The document should be called Pakistan FDI Policy not Pakistan Investment Policy 2023. But it is incomplete even with respect to FDI governance. We try to show this by comparing its strategic objectives to its FDI facilitation and regulatory proposals.
The policy’s strategic objectives are to welcome FDI in all sectors with some minor exceptions, incentivize FDI inflows in export oriented and R & D intensive sectors generating high skilled jobs, promote FDI links with domestic supply chains. Also included in the objectives is the encouragement of import substituting sectors, and the enhancement of FDI in under-served areas and communities.
This World Bank crafted policy is fully committed to the neoliberal paradigm. No one seems to have paid any heed to how this ideological commitment is inconsistent with the incentives and regulatory measures proposed by the policy.
These objectives are to be pursued with a focus on areas of our existing comparative advantage. The drafters of the policy do not recognize the fundamental contradiction in this policy strategy. For Pakistan’s current comparative advantage is precisely in low value-added products, and its focus on existing comparative advantage inhibits the transition to a more complex production system. How is this inability to be overcome – the document does not say.
Also, the commitment to welcome FDI in all sectors necessarily endorses the view that FDI can do no harm to the economy and also necessarily dilutes the incentivization of prioritized sectors, for it obstructs the paradigm of a level playing field for all foreign investors. This contradiction is also not recognized in this incomplete policy document.
Incentives & regulatory mechanisms
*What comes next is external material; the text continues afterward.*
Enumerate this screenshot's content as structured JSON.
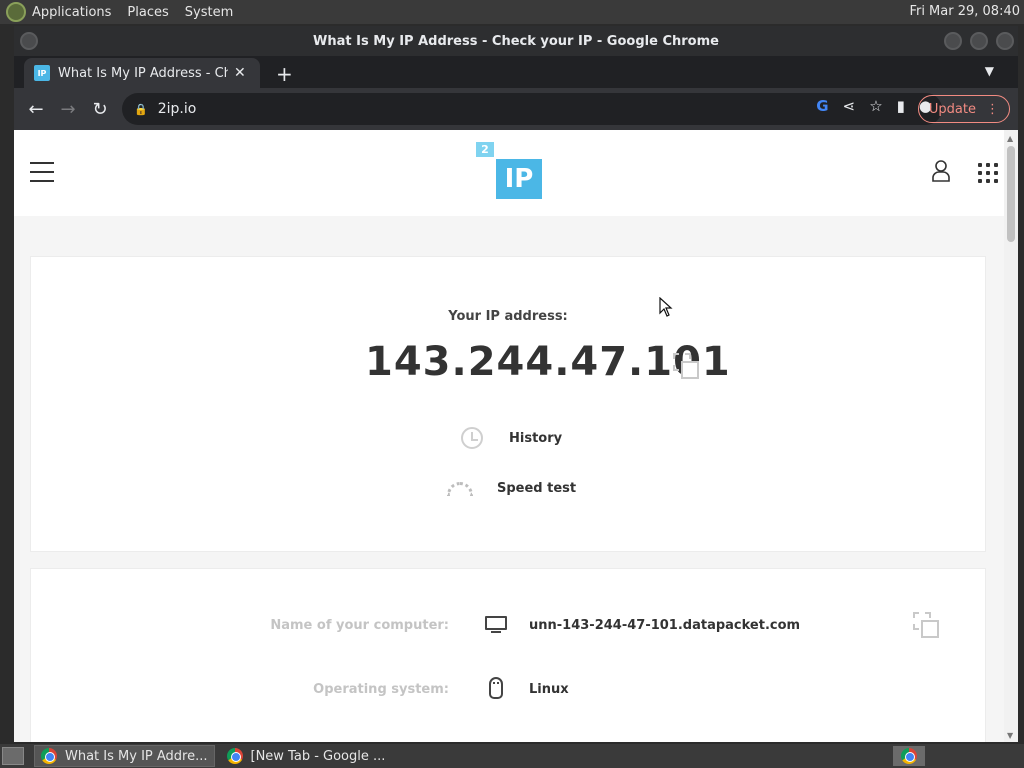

This World Bank crafted policy is fully committed to the neoliberal paradigm. No one seems to have paid any heed to how this ideological commitment is inconsistent with the incentives and regulatory measures proposed by the policy. In the main however, the proposals are World Bank approved and conventional – such as one window facilities, branch/Liaison Management Information System, Special Economic Zones Management Information System, Business Matchmaking module, online portal and helpdesk, etc.
But the commitment to incentivization of key sectors and the encouragement of the buildup of local supply chains are clearly inconsistent with the neoliberal orientation of the policy, as are commitments to induce firms to transfer technology. Again, it is not recognized that such attempts are often negated by the commitment to the preservation of intellectual property rights. The granting of fiscal incentives to priority sectors may be seen as being inconsistent with the neoliberal orientation of the policy, as are attempts to “adopt incentives to … indicators of performance of investors.” This is also the case with respect to locational incentives and incentives to producers of “national and strategic importance.”
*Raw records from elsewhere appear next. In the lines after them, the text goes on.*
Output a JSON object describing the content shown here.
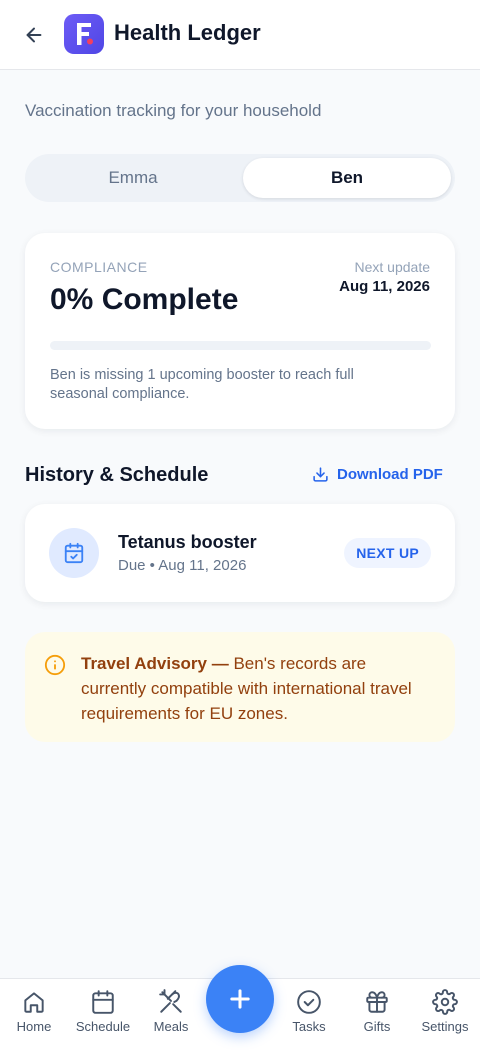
{
  "header": {
    "title": "Health Ledger",
    "logo_letter": "F"
  },
  "subtitle": "Vaccination tracking for your household",
  "tabs": [
    {
      "label": "Emma",
      "active": false
    },
    {
      "label": "Ben",
      "active": true
    }
  ],
  "compliance": {
    "label": "COMPLIANCE",
    "value": "0% Complete",
    "progress_fraction": 0,
    "next_update_label": "Next update",
    "next_update_date": "Aug 11, 2026",
    "message": "Ben is missing 1 upcoming booster to reach full seasonal compliance."
  },
  "history": {
    "title": "History & Schedule",
    "download_label": "Download PDF",
    "items": [
      {
        "title": "Tetanus booster",
        "due": "Due • Aug 11, 2026",
        "badge": "NEXT UP"
      }
    ]
  },
  "advisory": {
    "title": "Travel Advisory —",
    "text": " Ben's records are currently compatible with international travel requirements for EU zones."
  },
  "nav": {
    "items": [
      {
        "label": "Home",
        "icon": "home-icon"
      },
      {
        "label": "Schedule",
        "icon": "calendar-icon"
      },
      {
        "label": "Meals",
        "icon": "utensils-icon"
      },
      {
        "label": "Tasks",
        "icon": "check-circle-icon"
      },
      {
        "label": "Gifts",
        "icon": "gift-icon"
      },
      {
        "label": "Settings",
        "icon": "gear-icon"
      }
    ],
    "fab_icon": "plus-icon"
  },
  "colors": {
    "accent": "#3b82f6",
    "logo": "#5b4ff0",
    "advisory_bg": "#fefbe9",
    "advisory_text": "#92400e"
  }
}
The national economy is to be fully subordinated to imperialist money markets. This policy legitimates full scale privatization gradually of all of our national assets to foreign investors.
The list of prioritized sections is maximalist. This list is so vast that it covers almost all sectors currently operational in Pakistan, including even agriculture and “high-quality” textiles.
Read More: Does Pakistan Need A Charter Of The Economy?
FDI rights mandated by the policy are taken almost verbatim from the World Bank and World Intellectual Property Organization (WIPO) legislation and standards. Further, the policy regime is literally mortgaged to foreign investors. The policy states that “foreign investors will be protected against any future policy shifts having any negative impact on their investments.” This effectively rules out not only any nationalization, but also puts restraints on M&A activities and corporate taxation changes. A model bilateral investment treaty, inspired by the World Bank, has been crafted for this purpose. A legal framework is being developed to continuously monitor and reform the regulatory regime to increase its conformity to globally mandated standards. A new foreign investment law and dispute resolution settlement procedures within the national legal system are under preparation.
A farewell to national economic self-reliance
It appears that the Policy is reflective of the much-hyped Charter of Economy. It is clear that our economic elite has bid farewell to the objective of achieving national economic self-reliance for all time to come. Foreign investment is now seen as the sole driver of development. Stimulating domestic investment does not interest the elite anymore; they cannot mend their rent seeking, tax avoiding ways or bring about meaningful or structural reform. The national economy is to be fully subordinated to imperialist money markets. This policy legitimates full scale privatization gradually of all of our national assets to foreign investors.
It is natural therefore that the ideology of neoliberalism dominates the proposed policy paradigm. State policy is being legally and institutionally subordinated to crises ridden global markets. References to sectoral prioritization, import substitution, technological upgrades, etc. are meaningless in this policy’s perspective.
As Pakistan integrates with global markets, its development process will necessarily become more unequal, and mired in the lower ends of global product and services supply chains, and subsequently more dependent on concessional imperialist loans and advances. Expect more of the status quo to follow.